Last year I wrote about Ani Pachen, an incredible shero who was, as the title of this book indicates, a Tibetan warrior nun. Her life intrigued and inspired me, and I wanted to know more, so I ordered her biography Sorrow Mountain, which I’ve just finished reading. Continue reading Sorrow Mountain: The Journey of a Tibetan Warrior Nun – Ani Pachen & Adelaide Donnelley
As you may know, March is Women’s History Month (WHM). All over the world people are remembering the stories of sheroes who came before us and the remarkable things that they did. Here are 10 ways you can celebrate Women’s History Month this year: Continue reading 10 ways to celebrate Women’s History Month
Sophie Duleep Singh was an Indian princess, turned rebel suffragette, who marched alongside Emmeline Pankhurst and dedicated her life to the cause of votes for women.
Sophia was born on 8th August 1876, at her family’s stately home in Suffolk. But she was no normal English aristocrat; her father was Maharaja Duleep Singh – the last king of the Sikh empire, who was withdrawn from his throne (after the British Empire conqured the Punjab), and was exiled from India to England a couple of years later when he was still just a teenager. He brought with him the famous Koh-i-noor diamond, which now sits in the crown jewels. He converted to Christianity and enjoyed the favour of Queen Victoria. When Sophia was born she (the Queen) became her godmother. Continue reading Sophia Duleep Singh
They say not to judge a book by its cover, however in this case I’d disagree. I really love the cover of Wilde’s Women by Eleanor Fitzsimons, a gorgeous rendereing of Oscar Wilde, his mother Jane, wife Constance & friend Lille Langtry in purple & green hues reminiscent of the Suffragettes. I think it’s brilliant, and as it turns out, so too is the content that lies within.

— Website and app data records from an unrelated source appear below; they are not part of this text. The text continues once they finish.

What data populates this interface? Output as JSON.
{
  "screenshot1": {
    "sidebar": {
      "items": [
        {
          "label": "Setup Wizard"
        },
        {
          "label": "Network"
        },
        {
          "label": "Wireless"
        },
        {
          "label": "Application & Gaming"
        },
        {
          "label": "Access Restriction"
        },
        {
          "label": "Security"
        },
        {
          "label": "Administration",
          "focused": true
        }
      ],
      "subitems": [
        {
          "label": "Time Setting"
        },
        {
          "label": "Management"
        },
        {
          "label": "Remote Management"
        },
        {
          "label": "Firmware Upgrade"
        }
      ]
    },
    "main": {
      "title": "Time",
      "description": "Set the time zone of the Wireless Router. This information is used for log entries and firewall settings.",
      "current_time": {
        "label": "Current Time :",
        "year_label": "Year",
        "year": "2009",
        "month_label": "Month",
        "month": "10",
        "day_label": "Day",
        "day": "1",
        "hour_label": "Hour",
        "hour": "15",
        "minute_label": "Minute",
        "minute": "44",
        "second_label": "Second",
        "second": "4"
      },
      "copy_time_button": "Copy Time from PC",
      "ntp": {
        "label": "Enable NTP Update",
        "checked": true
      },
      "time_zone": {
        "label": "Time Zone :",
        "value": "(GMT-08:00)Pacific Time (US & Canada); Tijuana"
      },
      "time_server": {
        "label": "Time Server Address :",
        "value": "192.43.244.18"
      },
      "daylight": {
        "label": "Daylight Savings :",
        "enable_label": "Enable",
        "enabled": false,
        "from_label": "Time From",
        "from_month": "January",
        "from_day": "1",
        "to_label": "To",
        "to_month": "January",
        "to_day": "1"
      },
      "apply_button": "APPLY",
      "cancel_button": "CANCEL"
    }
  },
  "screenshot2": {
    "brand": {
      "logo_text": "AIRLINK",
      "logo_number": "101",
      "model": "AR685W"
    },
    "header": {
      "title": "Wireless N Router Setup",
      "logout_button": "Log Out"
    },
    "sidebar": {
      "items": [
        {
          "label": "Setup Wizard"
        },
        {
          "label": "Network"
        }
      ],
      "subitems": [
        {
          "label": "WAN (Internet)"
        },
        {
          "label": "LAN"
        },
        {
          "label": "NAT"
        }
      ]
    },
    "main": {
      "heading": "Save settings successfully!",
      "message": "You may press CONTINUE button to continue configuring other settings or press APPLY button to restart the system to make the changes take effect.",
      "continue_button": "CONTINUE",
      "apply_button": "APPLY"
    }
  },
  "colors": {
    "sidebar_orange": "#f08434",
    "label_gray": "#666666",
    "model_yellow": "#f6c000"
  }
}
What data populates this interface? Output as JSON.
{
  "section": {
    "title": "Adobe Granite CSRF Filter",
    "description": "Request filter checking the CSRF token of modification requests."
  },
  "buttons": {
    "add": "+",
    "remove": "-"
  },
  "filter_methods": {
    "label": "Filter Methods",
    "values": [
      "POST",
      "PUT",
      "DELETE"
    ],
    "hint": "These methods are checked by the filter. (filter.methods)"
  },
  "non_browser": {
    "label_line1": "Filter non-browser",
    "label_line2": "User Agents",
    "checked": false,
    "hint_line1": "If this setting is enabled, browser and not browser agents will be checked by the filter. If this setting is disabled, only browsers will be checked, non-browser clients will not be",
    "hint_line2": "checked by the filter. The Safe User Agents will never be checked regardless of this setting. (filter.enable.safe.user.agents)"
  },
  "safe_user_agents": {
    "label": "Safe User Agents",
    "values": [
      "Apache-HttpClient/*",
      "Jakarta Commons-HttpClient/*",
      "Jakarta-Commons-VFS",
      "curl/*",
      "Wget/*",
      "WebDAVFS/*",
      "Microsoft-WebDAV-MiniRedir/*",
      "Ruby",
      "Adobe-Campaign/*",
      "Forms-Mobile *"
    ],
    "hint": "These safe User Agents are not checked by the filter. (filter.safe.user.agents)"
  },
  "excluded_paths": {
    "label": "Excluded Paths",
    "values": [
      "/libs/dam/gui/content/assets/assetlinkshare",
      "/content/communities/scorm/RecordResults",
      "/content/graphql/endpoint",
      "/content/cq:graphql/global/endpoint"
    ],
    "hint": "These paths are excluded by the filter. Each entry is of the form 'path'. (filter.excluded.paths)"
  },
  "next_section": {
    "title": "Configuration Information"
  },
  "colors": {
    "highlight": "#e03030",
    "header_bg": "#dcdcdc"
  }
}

This is a book about Oscar Wilde, it is also not a book about Oscar Wilde. Wilde’s Women follows the story of Oscar’s life, giving many wondeful details along the way, brilliantly interwoven with the lives of a multitude of fascinating women who influenced him. It is every bit as much about them as it is about him. Continue reading Wilde’s Women – by Eleanor Fitzsimons

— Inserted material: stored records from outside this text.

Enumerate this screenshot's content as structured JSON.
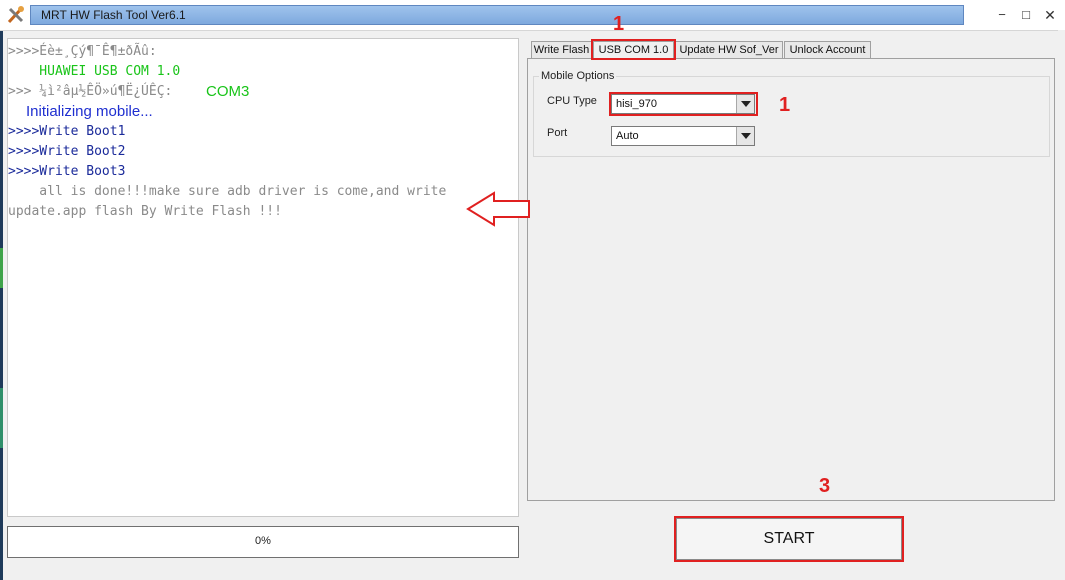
{
  "window": {
    "title": "MRT HW Flash Tool Ver6.1",
    "controls": {
      "minimize": "−",
      "maximize": "□",
      "close": "✕"
    }
  },
  "log": {
    "lines": [
      {
        "text": ">>>>Éè±¸Çý¶¯Ê¶±ðÃû:",
        "color": "gray"
      },
      {
        "text": "    HUAWEI USB COM 1.0",
        "color": "green"
      },
      {
        "text": ">>> ¼ì²âµ½ÊÖ»ú¶Ë¿ÚÊÇ:",
        "color": "gray"
      },
      {
        "text": "COM3",
        "color": "green"
      },
      {
        "text": "Initializing mobile...",
        "color": "blue"
      },
      {
        "text": ">>>>Write Boot1",
        "color": "navy"
      },
      {
        "text": ">>>>Write Boot2",
        "color": "navy"
      },
      {
        "text": ">>>>Write Boot3",
        "color": "navy"
      },
      {
        "text": "    all is done!!!make sure adb driver is come,and write",
        "color": "gray"
      },
      {
        "text": "update.app flash By Write Flash !!!",
        "color": "gray"
      }
    ]
  },
  "progress": {
    "label": "0%",
    "value": 0
  },
  "tabs": [
    {
      "label": "Write Flash",
      "active": false
    },
    {
      "label": "USB COM 1.0",
      "active": true
    },
    {
      "label": "Update HW Sof_Ver",
      "active": false
    },
    {
      "label": "Unlock Account",
      "active": false
    }
  ],
  "mobile_options": {
    "group_label": "Mobile Options",
    "cpu_type": {
      "label": "CPU Type",
      "value": "hisi_970"
    },
    "port": {
      "label": "Port",
      "value": "Auto"
    }
  },
  "start_button": {
    "label": "START"
  },
  "annotations": {
    "tab_number": "1",
    "cpu_number": "1",
    "start_number": "3",
    "color": "#e02020"
  }
}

Jeanne Baret (or Barré or Baré) was the first woman to circumnavigate the world, but she was also a talented botanist with a passion for plants.
Jeanne Baret was born to a humble farming family in France in 1740. Not too much is known about her childhood, but at some point young Jeanne developed a keen interest in plants. As she grew older she learnt all she could about the healing properties of different plants and soon became a ‘herb woman’, treating people’s ailments with nature’s medicine. Continue reading Jeanne Baret
Enheduanna was an ancient high priestess; the very first identified author and one of the earliest named women in history!
Enheduanna lived around between 2285 – 2250 BCE. She was a princess, the daughter of King Sargon of Akkad. The name we know her by means ‘High Priestess, ornament of the sky/god’, and was given to her when her father appointed her the En-Priestess (high priestess) of the central temple in the Sumerian city of Ur (in modern day Iraq). We don’t know what her real name was. Continue reading Enheduanna
The Night Witches were the world’s first all-female flight unit, a Soviet regiment who became feared amongst Nazi pilots during the Second World War. Continue reading The Night Witches